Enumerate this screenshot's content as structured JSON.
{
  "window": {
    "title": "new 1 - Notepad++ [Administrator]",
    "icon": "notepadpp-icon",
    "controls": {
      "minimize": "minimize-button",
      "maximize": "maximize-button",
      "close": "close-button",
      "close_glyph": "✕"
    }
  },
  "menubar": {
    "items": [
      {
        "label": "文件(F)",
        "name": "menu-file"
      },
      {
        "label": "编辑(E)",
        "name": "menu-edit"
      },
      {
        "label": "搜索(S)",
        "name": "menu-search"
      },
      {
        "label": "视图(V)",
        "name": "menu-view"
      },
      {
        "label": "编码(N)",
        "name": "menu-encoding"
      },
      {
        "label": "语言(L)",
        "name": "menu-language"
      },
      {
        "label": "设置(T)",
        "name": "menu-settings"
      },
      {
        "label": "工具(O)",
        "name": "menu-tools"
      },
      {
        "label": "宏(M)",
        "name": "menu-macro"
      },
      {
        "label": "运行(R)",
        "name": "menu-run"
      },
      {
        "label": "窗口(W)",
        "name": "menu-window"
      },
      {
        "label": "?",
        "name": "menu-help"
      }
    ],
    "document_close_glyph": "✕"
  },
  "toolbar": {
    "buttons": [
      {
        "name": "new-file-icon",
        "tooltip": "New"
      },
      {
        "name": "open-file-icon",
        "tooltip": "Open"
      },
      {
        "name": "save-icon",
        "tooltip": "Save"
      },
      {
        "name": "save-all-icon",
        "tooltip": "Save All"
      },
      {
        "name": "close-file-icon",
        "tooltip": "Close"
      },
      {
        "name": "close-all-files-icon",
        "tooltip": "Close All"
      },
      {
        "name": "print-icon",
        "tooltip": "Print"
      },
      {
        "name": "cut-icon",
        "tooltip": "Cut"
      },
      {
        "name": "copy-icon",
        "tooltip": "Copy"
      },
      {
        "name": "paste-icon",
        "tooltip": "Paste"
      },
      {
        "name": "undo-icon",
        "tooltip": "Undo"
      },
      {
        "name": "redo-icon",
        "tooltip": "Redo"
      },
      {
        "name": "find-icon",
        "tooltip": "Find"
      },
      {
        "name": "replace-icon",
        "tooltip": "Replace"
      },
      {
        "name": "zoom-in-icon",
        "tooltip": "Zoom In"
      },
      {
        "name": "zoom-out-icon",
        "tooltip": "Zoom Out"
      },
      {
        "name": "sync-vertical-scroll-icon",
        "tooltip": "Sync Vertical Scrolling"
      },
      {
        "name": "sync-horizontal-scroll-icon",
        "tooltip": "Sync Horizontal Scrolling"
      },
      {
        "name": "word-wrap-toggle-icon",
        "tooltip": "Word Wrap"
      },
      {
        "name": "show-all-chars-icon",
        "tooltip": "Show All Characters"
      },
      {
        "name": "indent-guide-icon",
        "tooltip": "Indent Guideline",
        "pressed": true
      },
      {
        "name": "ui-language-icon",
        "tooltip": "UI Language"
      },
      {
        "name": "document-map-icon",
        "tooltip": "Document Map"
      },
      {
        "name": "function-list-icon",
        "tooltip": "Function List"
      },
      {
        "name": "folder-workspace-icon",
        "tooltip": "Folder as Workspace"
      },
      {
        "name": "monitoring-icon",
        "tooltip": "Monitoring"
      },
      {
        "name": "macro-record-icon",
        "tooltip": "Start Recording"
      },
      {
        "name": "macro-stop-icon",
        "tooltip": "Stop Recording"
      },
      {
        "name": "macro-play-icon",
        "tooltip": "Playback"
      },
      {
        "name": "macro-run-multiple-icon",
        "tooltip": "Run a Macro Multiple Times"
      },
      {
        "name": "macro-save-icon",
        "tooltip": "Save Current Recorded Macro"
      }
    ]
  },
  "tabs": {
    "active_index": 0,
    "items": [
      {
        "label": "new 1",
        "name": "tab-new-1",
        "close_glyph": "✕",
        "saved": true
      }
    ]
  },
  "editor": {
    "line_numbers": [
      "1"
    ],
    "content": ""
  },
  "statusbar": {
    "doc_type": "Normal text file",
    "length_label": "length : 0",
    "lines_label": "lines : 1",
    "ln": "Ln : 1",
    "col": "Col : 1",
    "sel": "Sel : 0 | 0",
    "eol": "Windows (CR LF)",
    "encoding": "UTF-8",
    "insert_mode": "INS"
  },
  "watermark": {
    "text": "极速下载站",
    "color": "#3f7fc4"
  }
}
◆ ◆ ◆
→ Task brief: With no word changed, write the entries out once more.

→ Written answer:
Enumerate this screenshot's content as structured JSON.
{
  "window": {
    "title": "new 1 - Notepad++ [Administrator]",
    "icon": "notepadpp-icon",
    "controls": {
      "minimize": "minimize-button",
      "maximize": "maximize-button",
      "close": "close-button",
      "close_glyph": "✕"
    }
  },
  "menubar": {
    "items": [
      {
        "label": "文件(F)",
        "name": "menu-file"
      },
      {
        "label": "编辑(E)",
        "name": "menu-edit"
      },
      {
        "label": "搜索(S)",
        "name": "menu-search"
      },
      {
        "label": "视图(V)",
        "name": "menu-view"
      },
      {
        "label": "编码(N)",
        "name": "menu-encoding"
      },
      {
        "label": "语言(L)",
        "name": "menu-language"
      },
      {
        "label": "设置(T)",
        "name": "menu-settings"
      },
      {
        "label": "工具(O)",
        "name": "menu-tools"
      },
      {
        "label": "宏(M)",
        "name": "menu-macro"
      },
      {
        "label": "运行(R)",
        "name": "menu-run"
      },
      {
        "label": "窗口(W)",
        "name": "menu-window"
      },
      {
        "label": "?",
        "name": "menu-help"
      }
    ],
    "document_close_glyph": "✕"
  },
  "toolbar": {
    "buttons": [
      {
        "name": "new-file-icon",
        "tooltip": "New"
      },
      {
        "name": "open-file-icon",
        "tooltip": "Open"
      },
      {
        "name": "save-icon",
        "tooltip": "Save"
      },
      {
        "name": "save-all-icon",
        "tooltip": "Save All"
      },
      {
        "name": "close-file-icon",
        "tooltip": "Close"
      },
      {
        "name": "close-all-files-icon",
        "tooltip": "Close All"
      },
      {
        "name": "print-icon",
        "tooltip": "Print"
      },
      {
        "name": "cut-icon",
        "tooltip": "Cut"
      },
      {
        "name": "copy-icon",
        "tooltip": "Copy"
      },
      {
        "name": "paste-icon",
        "tooltip": "Paste"
      },
      {
        "name": "undo-icon",
        "tooltip": "Undo"
      },
      {
        "name": "redo-icon",
        "tooltip": "Redo"
      },
      {
        "name": "find-icon",
        "tooltip": "Find"
      },
      {
        "name": "replace-icon",
        "tooltip": "Replace"
      },
      {
        "name": "zoom-in-icon",
        "tooltip": "Zoom In"
      },
      {
        "name": "zoom-out-icon",
        "tooltip": "Zoom Out"
      },
      {
        "name": "sync-vertical-scroll-icon",
        "tooltip": "Sync Vertical Scrolling"
      },
      {
        "name": "sync-horizontal-scroll-icon",
        "tooltip": "Sync Horizontal Scrolling"
      },
      {
        "name": "word-wrap-toggle-icon",
        "tooltip": "Word Wrap"
      },
      {
        "name": "show-all-chars-icon",
        "tooltip": "Show All Characters"
      },
      {
        "name": "indent-guide-icon",
        "tooltip": "Indent Guideline",
        "pressed": true
      },
      {
        "name": "ui-language-icon",
        "tooltip": "UI Language"
      },
      {
        "name": "document-map-icon",
        "tooltip": "Document Map"
      },
      {
        "name": "function-list-icon",
        "tooltip": "Function List"
      },
      {
        "name": "folder-workspace-icon",
        "tooltip": "Folder as Workspace"
      },
      {
        "name": "monitoring-icon",
        "tooltip": "Monitoring"
      },
      {
        "name": "macro-record-icon",
        "tooltip": "Start Recording"
      },
      {
        "name": "macro-stop-icon",
        "tooltip": "Stop Recording"
      },
      {
        "name": "macro-play-icon",
        "tooltip": "Playback"
      },
      {
        "name": "macro-run-multiple-icon",
        "tooltip": "Run a Macro Multiple Times"
      },
      {
        "name": "macro-save-icon",
        "tooltip": "Save Current Recorded Macro"
      }
    ]
  },
  "tabs": {
    "active_index": 0,
    "items": [
      {
        "label": "new 1",
        "name": "tab-new-1",
        "close_glyph": "✕",
        "saved": true
      }
    ]
  },
  "editor": {
    "line_numbers": [
      "1"
    ],
    "content": ""
  },
  "statusbar": {
    "doc_type": "Normal text file",
    "length_label": "length : 0",
    "lines_label": "lines : 1",
    "ln": "Ln : 1",
    "col": "Col : 1",
    "sel": "Sel : 0 | 0",
    "eol": "Windows (CR LF)",
    "encoding": "UTF-8",
    "insert_mode": "INS"
  },
  "watermark": {
    "text": "极速下载站",
    "color": "#3f7fc4"
  }
}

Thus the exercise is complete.